There is also another argument: any kind of MAC randomization (in opposition to use the same across large user base) allows to identify (with some probability) a specific instance of a DisposableVM. If an attacker can only probe MAC address from time to time, with randomization they can say “I have seen this particular DisposableVM recently (with some probability)” - until that DisposableVM is stopped. I think it isn’t a big concern given the threat model of a DisposableVM (a method to unlink identifies is to restart it, other methods aren’t guaranteed to work), but still something to consider. Also, likely if one can extract MAC address, then can access also various other information with similar impact (like system uptime, VM IP address etc).
In any case, it may be desirable to hide the fact of using Qubes even if only from some attackers (by using different vendor parts in MAC), because this is also a bit of information. But as @Patrick said elsewhere, it is complex problem.
Excellent writeup. I am not sure hiding Whonix is a feasible goal, same with hiding Tor. A really determined remote service can implement ways to fingerprint an environment especially if code is run locally.
Some low hanging fruit can be fixed with sandbox restrictions to files that have uniquely generated data, but besides that it’s impossible.
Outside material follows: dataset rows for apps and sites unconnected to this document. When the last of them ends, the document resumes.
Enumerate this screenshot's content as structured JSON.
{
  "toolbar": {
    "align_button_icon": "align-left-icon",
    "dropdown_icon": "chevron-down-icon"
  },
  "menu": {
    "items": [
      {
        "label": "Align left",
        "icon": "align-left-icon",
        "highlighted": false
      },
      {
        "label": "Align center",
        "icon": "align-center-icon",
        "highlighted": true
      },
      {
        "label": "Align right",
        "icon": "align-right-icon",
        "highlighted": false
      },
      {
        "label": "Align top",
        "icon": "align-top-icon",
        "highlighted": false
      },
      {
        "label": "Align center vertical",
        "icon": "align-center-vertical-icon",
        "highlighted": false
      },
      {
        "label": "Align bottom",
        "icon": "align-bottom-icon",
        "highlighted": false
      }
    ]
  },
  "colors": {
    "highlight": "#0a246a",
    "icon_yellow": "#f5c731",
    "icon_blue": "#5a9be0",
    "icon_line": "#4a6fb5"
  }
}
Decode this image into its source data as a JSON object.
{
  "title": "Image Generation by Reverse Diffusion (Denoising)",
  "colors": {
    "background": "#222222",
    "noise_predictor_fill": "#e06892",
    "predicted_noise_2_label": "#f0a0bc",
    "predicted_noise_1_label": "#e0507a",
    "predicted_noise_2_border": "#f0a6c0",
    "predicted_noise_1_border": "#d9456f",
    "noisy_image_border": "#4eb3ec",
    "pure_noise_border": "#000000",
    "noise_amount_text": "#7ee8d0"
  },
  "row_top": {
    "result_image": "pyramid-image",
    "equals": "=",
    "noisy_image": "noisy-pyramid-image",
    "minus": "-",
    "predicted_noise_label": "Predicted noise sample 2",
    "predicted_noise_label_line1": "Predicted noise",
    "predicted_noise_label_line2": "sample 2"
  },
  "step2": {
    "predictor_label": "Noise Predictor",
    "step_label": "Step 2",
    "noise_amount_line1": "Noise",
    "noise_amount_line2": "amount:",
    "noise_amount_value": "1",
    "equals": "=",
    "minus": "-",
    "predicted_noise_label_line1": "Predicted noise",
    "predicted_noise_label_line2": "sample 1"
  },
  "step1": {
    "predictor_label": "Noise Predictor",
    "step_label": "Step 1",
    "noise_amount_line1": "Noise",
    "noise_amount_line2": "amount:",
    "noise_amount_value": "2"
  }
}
/proc/cpuinfo(Related: Restrict Hardware Information to Root)
To hide hardware identifiers, we could add a hardware info permission to sandbox-app-launcher. Then, only apps users have chosen can access hardware identifiers like CPU information.
Perhaps such a feature could be implemented in sandbox-app-launcher [archive] (development discussion [archive]) which would be useful in case of buggy / misbehaving applications not accidentally DDOS’ing the host as well as compromised applications trying to benchmark the VM.
Apparmor supports rlimit rules we can set.
In sandbox-app-launcher, currently it only sets a 200 process limit to prevent fork bombs but we can restrict it further.
rlimit supports many types of restrictions.
Another option to defeat benchmarking. (And also maybe a nice way to prevent crashes, i.e. buggy applications using all CPU / RAM / IO thereby freezing the system.)
systemd-run supports system resource limits. An easy to use wrapper to use cgroups.
sudo apt update sudo apt install stress
Example as root:
sudo systemd-run \ --same-dir \ --collect \ --nice=19 \ --property=MemoryMax=2G \ --property=CPUAccounting=yes \ --property=CPUQuota=20% \ --property=CPUWeight=1 \ --property=CPUShares=2 \ --property=TasksAccounting=yes \ --property=TasksMax=200 \ --property=IOAccounting=yes \ --property=IOWeight=1 \ --scope \ -- \ stress --cpu 8 --io 4 --vm 2 --vm-bytes 128M --timeout 10s
Does not work as non-root, user as of Debian
buster. But does work in Debian
bullseye. (Newer systemd version.)
Example as non-root:
systemd-run \ --user \ --same-dir \ --collect \ --nice=19 \ --property=MemoryMax=2G \ --property=CPUAccounting=yes \ --property=CPUQuota=20% \ --property=CPUWeight=1 \ --property=CPUShares=2 \ --property=TasksAccounting=yes \ --property=TasksMax=200 \ --property=IOAccounting=yes \ --property=IOWeight=1 \ --scope \ --unit=testtest \ -- \ stress --cpu 8 --io 4 --vm 2 --vm-bytes 128M --timeout 10s